*** Begin section ***
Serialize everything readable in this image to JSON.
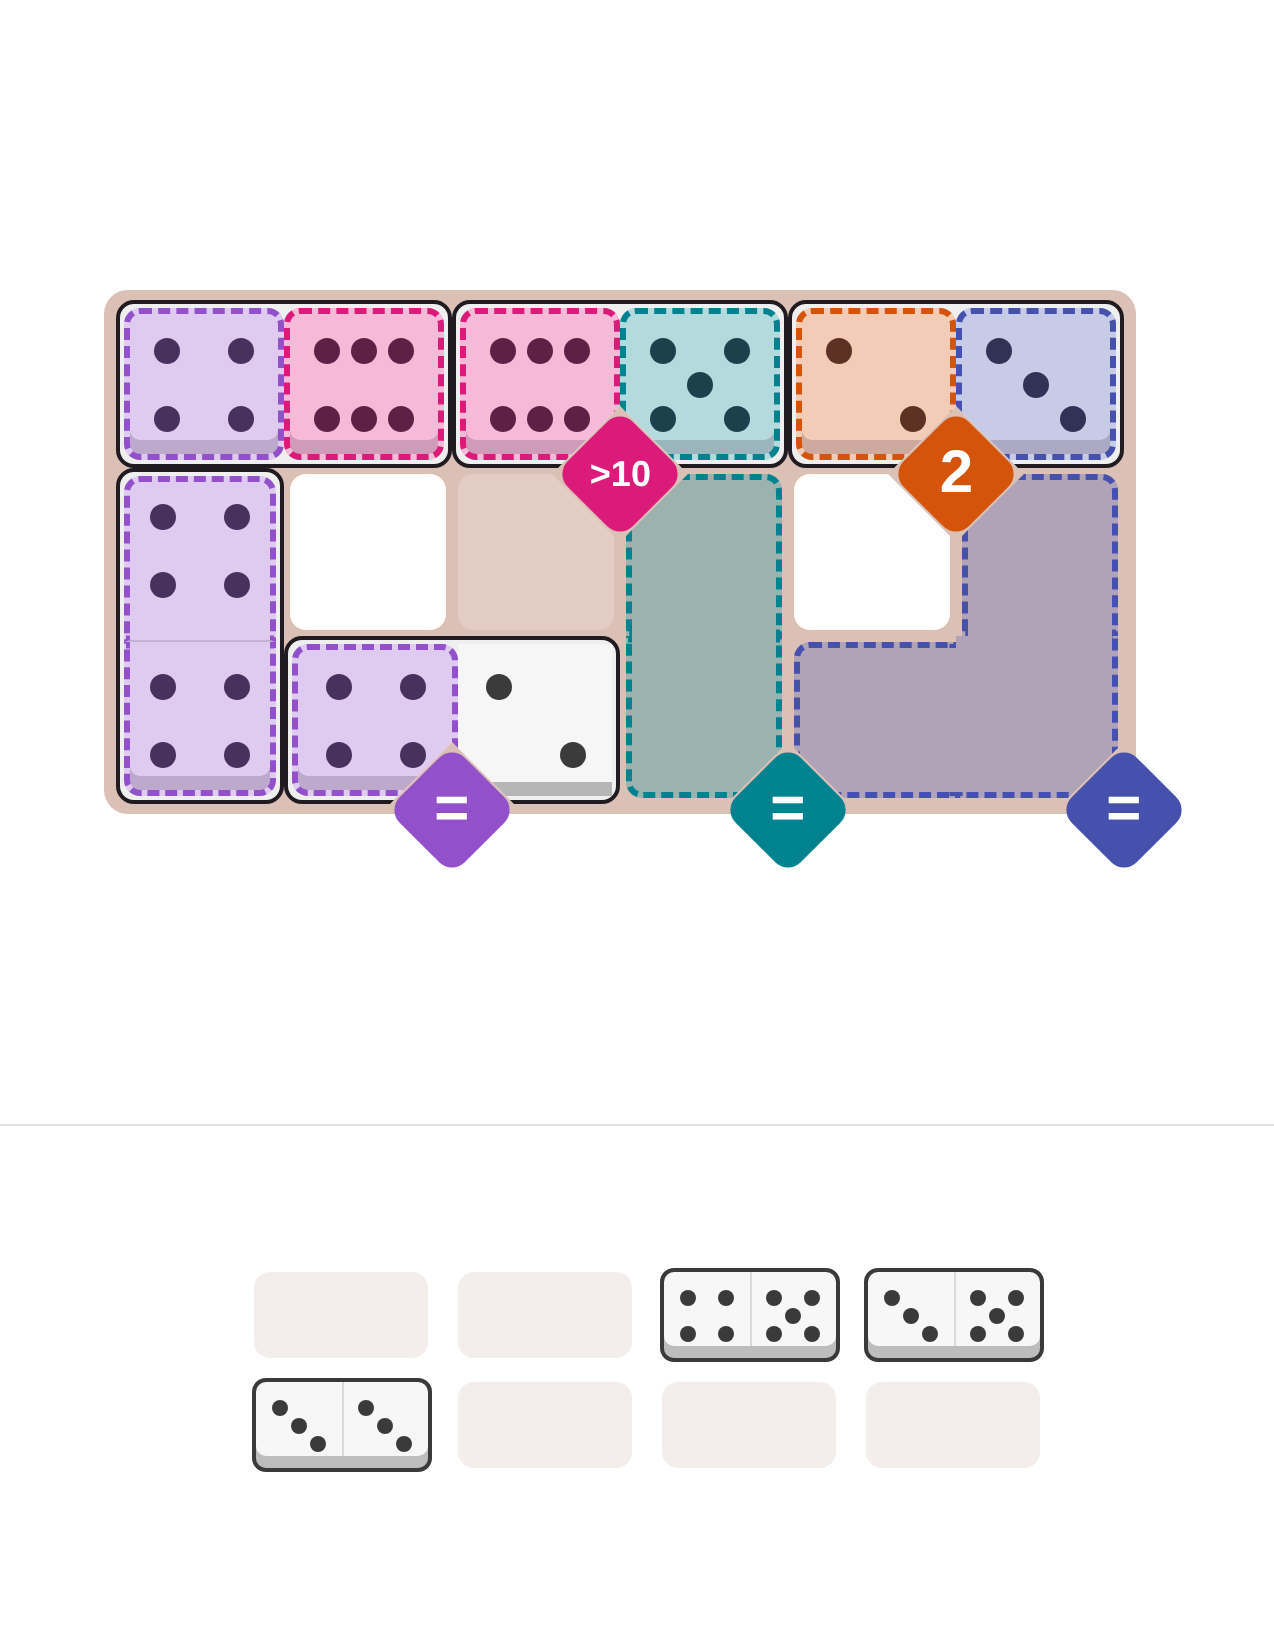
{
  "board": {
    "rows": [
      [
        {
          "kind": "horizontal_domino",
          "halves": [
            {
              "kind": "four",
              "color": "#9251ca",
              "shaded": false
            },
            {
              "kind": "six",
              "color": "#dc1a7a",
              "shaded": false
            }
          ]
        },
        {
          "kind": "horizontal_domino",
          "halves": [
            {
              "kind": "six",
              "color": "#dc1a7a",
              "constraint": ">10",
              "shaded": false
            },
            {
              "kind": "five",
              "color": "#00838f",
              "shaded": false
            }
          ]
        },
        {
          "kind": "horizontal_domino",
          "halves": [
            {
              "kind": "two",
              "color": "#d3540a",
              "constraint": "2",
              "shaded": false
            },
            {
              "kind": "three",
              "color": "#4650ad",
              "shaded": false
            }
          ]
        }
      ],
      [
        {
          "kind": "vertical_domino",
          "halves": [
            {
              "kind": "four",
              "color": "#9251ca",
              "shaded": false
            },
            {
              "kind": "four",
              "color": "#9251ca",
              "shaded": false
            }
          ]
        },
        {
          "kind": "cell",
          "shaded": false
        },
        {
          "kind": "cell",
          "shaded": true
        },
        {
          "kind": "cell",
          "color": "#00838f",
          "shaded": false
        },
        {
          "kind": "cell",
          "shaded": false
        },
        {
          "kind": "cell",
          "color": "#4650ad",
          "shaded": false
        }
      ],
      [
        {
          "kind": "horizontal_domino",
          "halves": [
            {
              "kind": "four",
              "color": "#9251ca",
              "constraint": "=",
              "shaded": false
            },
            {
              "kind": "two",
              "shaded": false
            }
          ]
        },
        {
          "kind": "cell",
          "color": "#00838f",
          "constraint": "=",
          "shaded": false
        },
        {
          "kind": "cell",
          "color": "#4650ad",
          "shaded": false
        },
        {
          "kind": "cell",
          "color": "#4650ad",
          "constraint": "=",
          "shaded": false
        }
      ]
    ]
  },
  "tray": [
    {
      "kind": "empty"
    },
    {
      "kind": "empty"
    },
    {
      "kind": "domino",
      "halves": [
        {
          "kind": "four"
        },
        {
          "kind": "five"
        }
      ]
    },
    {
      "kind": "domino",
      "halves": [
        {
          "kind": "three"
        },
        {
          "kind": "five"
        }
      ]
    },
    {
      "kind": "domino",
      "halves": [
        {
          "kind": "three"
        },
        {
          "kind": "three"
        }
      ]
    },
    {
      "kind": "empty"
    },
    {
      "kind": "empty"
    },
    {
      "kind": "empty"
    }
  ]
}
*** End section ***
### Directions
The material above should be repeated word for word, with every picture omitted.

### Written answer
Serialize everything readable in this image to JSON.
{
  "board": {
    "rows": [
      [
        {
          "kind": "horizontal_domino",
          "halves": [
            {
              "kind": "four",
              "color": "#9251ca",
              "shaded": false
            },
            {
              "kind": "six",
              "color": "#dc1a7a",
              "shaded": false
            }
          ]
        },
        {
          "kind": "horizontal_domino",
          "halves": [
            {
              "kind": "six",
              "color": "#dc1a7a",
              "constraint": ">10",
              "shaded": false
            },
            {
              "kind": "five",
              "color": "#00838f",
              "shaded": false
            }
          ]
        },
        {
          "kind": "horizontal_domino",
          "halves": [
            {
              "kind": "two",
              "color": "#d3540a",
              "constraint": "2",
              "shaded": false
            },
            {
              "kind": "three",
              "color": "#4650ad",
              "shaded": false
            }
          ]
        }
      ],
      [
        {
          "kind": "vertical_domino",
          "halves": [
            {
              "kind": "four",
              "color": "#9251ca",
              "shaded": false
            },
            {
              "kind": "four",
              "color": "#9251ca",
              "shaded": false
            }
          ]
        },
        {
          "kind": "cell",
          "shaded": false
        },
        {
          "kind": "cell",
          "shaded": true
        },
        {
          "kind": "cell",
          "color": "#00838f",
          "shaded": false
        },
        {
          "kind": "cell",
          "shaded": false
        },
        {
          "kind": "cell",
          "color": "#4650ad",
          "shaded": false
        }
      ],
      [
        {
          "kind": "horizontal_domino",
          "halves": [
            {
              "kind": "four",
              "color": "#9251ca",
              "constraint": "=",
              "shaded": false
            },
            {
              "kind": "two",
              "shaded": false
            }
          ]
        },
        {
          "kind": "cell",
          "color": "#00838f",
          "constraint": "=",
          "shaded": false
        },
        {
          "kind": "cell",
          "color": "#4650ad",
          "shaded": false
        },
        {
          "kind": "cell",
          "color": "#4650ad",
          "constraint": "=",
          "shaded": false
        }
      ]
    ]
  },
  "tray": [
    {
      "kind": "empty"
    },
    {
      "kind": "empty"
    },
    {
      "kind": "domino",
      "halves": [
        {
          "kind": "four"
        },
        {
          "kind": "five"
        }
      ]
    },
    {
      "kind": "domino",
      "halves": [
        {
          "kind": "three"
        },
        {
          "kind": "five"
        }
      ]
    },
    {
      "kind": "domino",
      "halves": [
        {
          "kind": "three"
        },
        {
          "kind": "three"
        }
      ]
    },
    {
      "kind": "empty"
    },
    {
      "kind": "empty"
    },
    {
      "kind": "empty"
    }
  ]
}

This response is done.